**ASSIGNED TASK:**
Give back the entries below verbatim.

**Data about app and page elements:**

==*==

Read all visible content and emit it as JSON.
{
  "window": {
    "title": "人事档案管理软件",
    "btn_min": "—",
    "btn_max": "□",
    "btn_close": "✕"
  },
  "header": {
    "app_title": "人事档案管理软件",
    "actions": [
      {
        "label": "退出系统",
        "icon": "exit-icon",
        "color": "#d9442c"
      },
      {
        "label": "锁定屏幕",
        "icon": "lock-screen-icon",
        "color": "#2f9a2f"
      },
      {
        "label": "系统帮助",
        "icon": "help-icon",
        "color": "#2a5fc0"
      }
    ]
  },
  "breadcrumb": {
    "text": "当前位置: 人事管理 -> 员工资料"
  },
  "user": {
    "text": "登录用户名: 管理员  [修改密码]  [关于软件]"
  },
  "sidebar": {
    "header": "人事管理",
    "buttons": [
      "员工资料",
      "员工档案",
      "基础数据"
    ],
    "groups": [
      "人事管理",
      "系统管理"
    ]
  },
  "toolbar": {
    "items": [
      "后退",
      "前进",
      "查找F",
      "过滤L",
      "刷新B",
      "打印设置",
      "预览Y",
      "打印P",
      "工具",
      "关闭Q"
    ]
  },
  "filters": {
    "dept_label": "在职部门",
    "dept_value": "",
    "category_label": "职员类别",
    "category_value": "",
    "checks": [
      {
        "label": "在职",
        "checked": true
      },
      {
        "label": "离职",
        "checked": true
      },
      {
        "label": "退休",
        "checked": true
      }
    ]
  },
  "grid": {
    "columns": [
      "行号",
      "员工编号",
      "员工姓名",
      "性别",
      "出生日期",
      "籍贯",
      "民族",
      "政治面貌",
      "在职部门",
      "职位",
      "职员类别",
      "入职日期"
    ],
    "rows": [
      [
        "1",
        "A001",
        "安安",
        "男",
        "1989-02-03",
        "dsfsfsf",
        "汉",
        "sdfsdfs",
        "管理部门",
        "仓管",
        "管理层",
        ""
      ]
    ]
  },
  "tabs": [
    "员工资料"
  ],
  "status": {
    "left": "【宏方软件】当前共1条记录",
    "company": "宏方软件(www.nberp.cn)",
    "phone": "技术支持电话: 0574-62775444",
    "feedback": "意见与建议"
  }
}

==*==

**RESULT OF THIS EXERCISE:**
Read all visible content and emit it as JSON.
{
  "window": {
    "title": "人事档案管理软件",
    "btn_min": "—",
    "btn_max": "□",
    "btn_close": "✕"
  },
  "header": {
    "app_title": "人事档案管理软件",
    "actions": [
      {
        "label": "退出系统",
        "icon": "exit-icon",
        "color": "#d9442c"
      },
      {
        "label": "锁定屏幕",
        "icon": "lock-screen-icon",
        "color": "#2f9a2f"
      },
      {
        "label": "系统帮助",
        "icon": "help-icon",
        "color": "#2a5fc0"
      }
    ]
  },
  "breadcrumb": {
    "text": "当前位置: 人事管理 -> 员工资料"
  },
  "user": {
    "text": "登录用户名: 管理员  [修改密码]  [关于软件]"
  },
  "sidebar": {
    "header": "人事管理",
    "buttons": [
      "员工资料",
      "员工档案",
      "基础数据"
    ],
    "groups": [
      "人事管理",
      "系统管理"
    ]
  },
  "toolbar": {
    "items": [
      "后退",
      "前进",
      "查找F",
      "过滤L",
      "刷新B",
      "打印设置",
      "预览Y",
      "打印P",
      "工具",
      "关闭Q"
    ]
  },
  "filters": {
    "dept_label": "在职部门",
    "dept_value": "",
    "category_label": "职员类别",
    "category_value": "",
    "checks": [
      {
        "label": "在职",
        "checked": true
      },
      {
        "label": "离职",
        "checked": true
      },
      {
        "label": "退休",
        "checked": true
      }
    ]
  },
  "grid": {
    "columns": [
      "行号",
      "员工编号",
      "员工姓名",
      "性别",
      "出生日期",
      "籍贯",
      "民族",
      "政治面貌",
      "在职部门",
      "职位",
      "职员类别",
      "入职日期"
    ],
    "rows": [
      [
        "1",
        "A001",
        "安安",
        "男",
        "1989-02-03",
        "dsfsfsf",
        "汉",
        "sdfsdfs",
        "管理部门",
        "仓管",
        "管理层",
        ""
      ]
    ]
  },
  "tabs": [
    "员工资料"
  ],
  "status": {
    "left": "【宏方软件】当前共1条记录",
    "company": "宏方软件(www.nberp.cn)",
    "phone": "技术支持电话: 0574-62775444",
    "feedback": "意见与建议"
  }
}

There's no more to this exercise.